Personal Branding

In previous episodes, we talked about touchpoints – those occasions where the consumer meets, or touches, the brand. We looked at logo and naming, at uniforms and front line staff, at storefronts and how to talk on the phone. On top of all this, there is still one important touch point we haven’t talked about yet.


Yes, you – the owner or founder of your company. When you started your brand, you probably thought about everything else – the business idea, the production process, pricing – but not about how it would affect you as a person.

This is what personal branding about. And I don’t mean the type of personal brand that by now we all seek to portray, especially through our social media presence. I am talking about the owner or chief executive of a company, a brand. You know, people care about people. And however interesting and well positioned your brand may be, however desirable your products: consumers and by extension the media will be interested to know who’s behind the brand. Just like for any the big fashion houses, all established brands, there’s ongoing speculation on the creative director who is moulding the brand in his image.

But I’m no creative director, you may say. It’s not about me. I’d rather stay in the background. Understandable since being the face of the brand will come with increased scrutiny, and you may prefer to avoid the limelight.

But people matter, and instead of looking at this interest as a burden, take it as an opportunity. People like Richard Branson or Jack Ma have used this to their advantage, since having a face of the brand that is closely associated with its story, someone who can convincingly talk about how the brand was started and why, gives the media a different angle to write about (Think about the portraits of business leaders in the business papers) and creates attention.

So you better get ready. If you’ve been closely involved with your brand from the beginning, you would already talk about it with knowledge, enthusiasm and conviction. Who better than you to tell the authentic brand story since you’re part of it?

The challenge may lie not so much in what that you talk about, but more in the how. Many of us are more comfortable in a 1-on-1 conversation, or a discussion with a small group of good friends. Standing on stage before a large audience at a conference or being interviewed on radio or on TV may be intimidating to us.

But these hesitations can be overcome through training. In Singapore, there are a number of good trainers to be found who are excellent at coaching CEOs and business leaders to make their case in front of big audiences or the media. It’s about memory, breathing techniques and how to speak clearly and slowly. But most of all it’s about confidence and you will see that you will get better with time.

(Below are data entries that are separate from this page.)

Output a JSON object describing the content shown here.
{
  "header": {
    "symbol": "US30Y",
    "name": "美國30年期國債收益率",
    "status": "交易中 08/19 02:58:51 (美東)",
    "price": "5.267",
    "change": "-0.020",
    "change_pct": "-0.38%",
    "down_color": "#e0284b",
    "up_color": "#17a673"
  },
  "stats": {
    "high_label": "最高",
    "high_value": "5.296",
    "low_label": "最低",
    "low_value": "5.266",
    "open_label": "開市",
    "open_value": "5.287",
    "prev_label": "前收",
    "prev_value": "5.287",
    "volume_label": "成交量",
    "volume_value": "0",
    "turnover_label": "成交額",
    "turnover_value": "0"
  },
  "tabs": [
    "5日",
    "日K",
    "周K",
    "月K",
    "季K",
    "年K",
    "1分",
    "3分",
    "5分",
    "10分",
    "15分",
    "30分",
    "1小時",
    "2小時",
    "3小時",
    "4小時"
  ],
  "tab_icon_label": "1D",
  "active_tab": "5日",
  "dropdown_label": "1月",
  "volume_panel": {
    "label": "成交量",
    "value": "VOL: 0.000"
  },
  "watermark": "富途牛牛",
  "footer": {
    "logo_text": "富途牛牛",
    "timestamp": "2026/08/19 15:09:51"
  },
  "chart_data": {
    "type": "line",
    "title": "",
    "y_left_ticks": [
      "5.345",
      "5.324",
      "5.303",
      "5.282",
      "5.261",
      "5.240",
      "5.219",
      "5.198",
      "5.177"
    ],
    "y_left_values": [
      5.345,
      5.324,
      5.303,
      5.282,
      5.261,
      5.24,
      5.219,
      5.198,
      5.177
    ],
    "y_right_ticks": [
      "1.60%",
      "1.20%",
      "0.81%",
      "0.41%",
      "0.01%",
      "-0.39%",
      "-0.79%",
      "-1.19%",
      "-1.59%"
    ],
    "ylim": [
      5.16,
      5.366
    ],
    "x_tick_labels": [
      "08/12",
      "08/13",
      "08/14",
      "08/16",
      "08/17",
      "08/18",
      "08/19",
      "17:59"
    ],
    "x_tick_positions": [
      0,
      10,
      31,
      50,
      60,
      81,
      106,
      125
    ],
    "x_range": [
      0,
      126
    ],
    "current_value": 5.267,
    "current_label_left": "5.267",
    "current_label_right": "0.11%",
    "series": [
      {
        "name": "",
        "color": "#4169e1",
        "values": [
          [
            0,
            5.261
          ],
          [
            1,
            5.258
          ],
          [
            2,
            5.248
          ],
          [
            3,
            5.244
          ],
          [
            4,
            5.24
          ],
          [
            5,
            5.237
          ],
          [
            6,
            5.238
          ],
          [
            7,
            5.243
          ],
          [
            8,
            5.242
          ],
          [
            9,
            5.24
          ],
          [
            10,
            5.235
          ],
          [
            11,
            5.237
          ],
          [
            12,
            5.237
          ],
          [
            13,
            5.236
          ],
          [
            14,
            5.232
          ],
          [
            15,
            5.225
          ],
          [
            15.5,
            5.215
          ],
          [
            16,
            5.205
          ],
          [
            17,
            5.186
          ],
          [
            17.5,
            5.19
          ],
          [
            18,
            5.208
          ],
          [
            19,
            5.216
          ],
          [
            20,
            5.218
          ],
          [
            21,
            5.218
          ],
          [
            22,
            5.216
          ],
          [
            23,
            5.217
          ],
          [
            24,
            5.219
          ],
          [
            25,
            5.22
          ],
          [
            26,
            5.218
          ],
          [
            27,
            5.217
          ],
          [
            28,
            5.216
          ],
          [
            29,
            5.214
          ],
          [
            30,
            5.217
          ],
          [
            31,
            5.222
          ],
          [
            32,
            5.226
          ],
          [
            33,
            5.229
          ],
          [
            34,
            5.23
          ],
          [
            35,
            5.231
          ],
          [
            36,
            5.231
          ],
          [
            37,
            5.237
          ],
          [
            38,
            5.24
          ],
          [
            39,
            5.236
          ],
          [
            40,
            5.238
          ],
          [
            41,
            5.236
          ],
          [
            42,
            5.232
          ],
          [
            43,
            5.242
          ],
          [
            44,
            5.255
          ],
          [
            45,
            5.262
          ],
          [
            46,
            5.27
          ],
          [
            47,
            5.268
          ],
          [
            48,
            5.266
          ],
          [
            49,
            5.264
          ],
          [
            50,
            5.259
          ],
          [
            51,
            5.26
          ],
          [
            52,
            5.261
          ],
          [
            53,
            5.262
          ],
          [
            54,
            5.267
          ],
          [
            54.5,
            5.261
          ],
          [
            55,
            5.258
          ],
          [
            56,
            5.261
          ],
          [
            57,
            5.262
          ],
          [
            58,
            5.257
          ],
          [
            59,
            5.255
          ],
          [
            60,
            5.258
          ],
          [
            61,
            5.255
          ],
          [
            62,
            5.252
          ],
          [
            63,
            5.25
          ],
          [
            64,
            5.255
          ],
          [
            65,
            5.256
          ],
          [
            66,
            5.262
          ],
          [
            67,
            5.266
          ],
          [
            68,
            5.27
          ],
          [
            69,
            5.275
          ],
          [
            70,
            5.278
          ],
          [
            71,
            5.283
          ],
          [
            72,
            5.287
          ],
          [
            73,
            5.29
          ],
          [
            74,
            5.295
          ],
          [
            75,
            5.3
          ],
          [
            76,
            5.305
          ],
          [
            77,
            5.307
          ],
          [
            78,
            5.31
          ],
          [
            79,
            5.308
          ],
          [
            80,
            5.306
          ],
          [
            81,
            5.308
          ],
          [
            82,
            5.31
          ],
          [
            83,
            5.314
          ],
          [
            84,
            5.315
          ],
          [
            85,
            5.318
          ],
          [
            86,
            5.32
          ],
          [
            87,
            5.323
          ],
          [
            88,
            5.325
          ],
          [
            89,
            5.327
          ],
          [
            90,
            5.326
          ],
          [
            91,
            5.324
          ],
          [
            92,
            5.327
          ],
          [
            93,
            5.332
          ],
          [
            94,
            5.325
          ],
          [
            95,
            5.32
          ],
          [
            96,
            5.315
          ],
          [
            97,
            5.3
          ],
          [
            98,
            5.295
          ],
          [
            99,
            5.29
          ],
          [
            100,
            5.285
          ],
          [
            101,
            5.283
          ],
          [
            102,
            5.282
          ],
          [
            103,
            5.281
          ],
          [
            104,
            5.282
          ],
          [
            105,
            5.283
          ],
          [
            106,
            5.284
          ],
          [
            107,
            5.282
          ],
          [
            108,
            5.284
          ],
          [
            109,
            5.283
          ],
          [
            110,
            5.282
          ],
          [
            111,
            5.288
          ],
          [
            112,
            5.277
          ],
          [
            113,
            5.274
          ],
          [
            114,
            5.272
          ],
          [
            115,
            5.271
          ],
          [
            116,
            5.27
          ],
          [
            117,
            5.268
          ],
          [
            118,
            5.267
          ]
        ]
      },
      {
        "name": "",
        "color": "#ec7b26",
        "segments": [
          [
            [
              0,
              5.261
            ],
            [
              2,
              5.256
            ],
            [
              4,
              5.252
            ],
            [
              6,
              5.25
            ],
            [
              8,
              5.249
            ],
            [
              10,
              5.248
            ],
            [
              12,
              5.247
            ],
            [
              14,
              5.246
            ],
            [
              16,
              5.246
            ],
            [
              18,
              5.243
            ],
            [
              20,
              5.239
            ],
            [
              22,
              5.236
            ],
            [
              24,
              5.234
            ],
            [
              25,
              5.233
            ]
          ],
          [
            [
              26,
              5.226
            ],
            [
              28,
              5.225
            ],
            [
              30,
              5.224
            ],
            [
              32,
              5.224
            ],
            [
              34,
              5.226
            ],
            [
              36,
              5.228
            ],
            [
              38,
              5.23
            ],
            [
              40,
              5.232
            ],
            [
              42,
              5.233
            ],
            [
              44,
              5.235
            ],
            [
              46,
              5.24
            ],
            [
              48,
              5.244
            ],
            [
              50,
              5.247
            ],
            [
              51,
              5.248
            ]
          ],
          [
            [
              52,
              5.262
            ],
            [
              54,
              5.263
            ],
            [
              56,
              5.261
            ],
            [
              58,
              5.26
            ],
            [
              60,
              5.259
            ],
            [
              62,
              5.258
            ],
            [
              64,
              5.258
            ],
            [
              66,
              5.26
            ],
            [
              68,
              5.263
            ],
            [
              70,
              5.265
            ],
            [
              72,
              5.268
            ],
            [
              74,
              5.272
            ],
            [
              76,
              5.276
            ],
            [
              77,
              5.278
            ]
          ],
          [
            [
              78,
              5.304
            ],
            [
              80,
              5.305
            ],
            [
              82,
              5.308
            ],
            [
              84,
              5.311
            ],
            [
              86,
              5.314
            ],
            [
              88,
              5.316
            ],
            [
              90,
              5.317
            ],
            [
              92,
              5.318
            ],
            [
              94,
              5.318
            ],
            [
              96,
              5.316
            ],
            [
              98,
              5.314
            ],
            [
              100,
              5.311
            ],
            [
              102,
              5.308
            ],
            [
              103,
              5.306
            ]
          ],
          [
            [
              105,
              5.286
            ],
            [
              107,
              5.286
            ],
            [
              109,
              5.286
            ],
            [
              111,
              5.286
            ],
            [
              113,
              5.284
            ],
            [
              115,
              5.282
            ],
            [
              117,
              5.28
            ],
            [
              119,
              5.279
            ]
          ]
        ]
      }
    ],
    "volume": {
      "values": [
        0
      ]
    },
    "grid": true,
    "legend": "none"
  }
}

Just imagine you’re talking to your good friends, and let your enthusiasm for your brand show.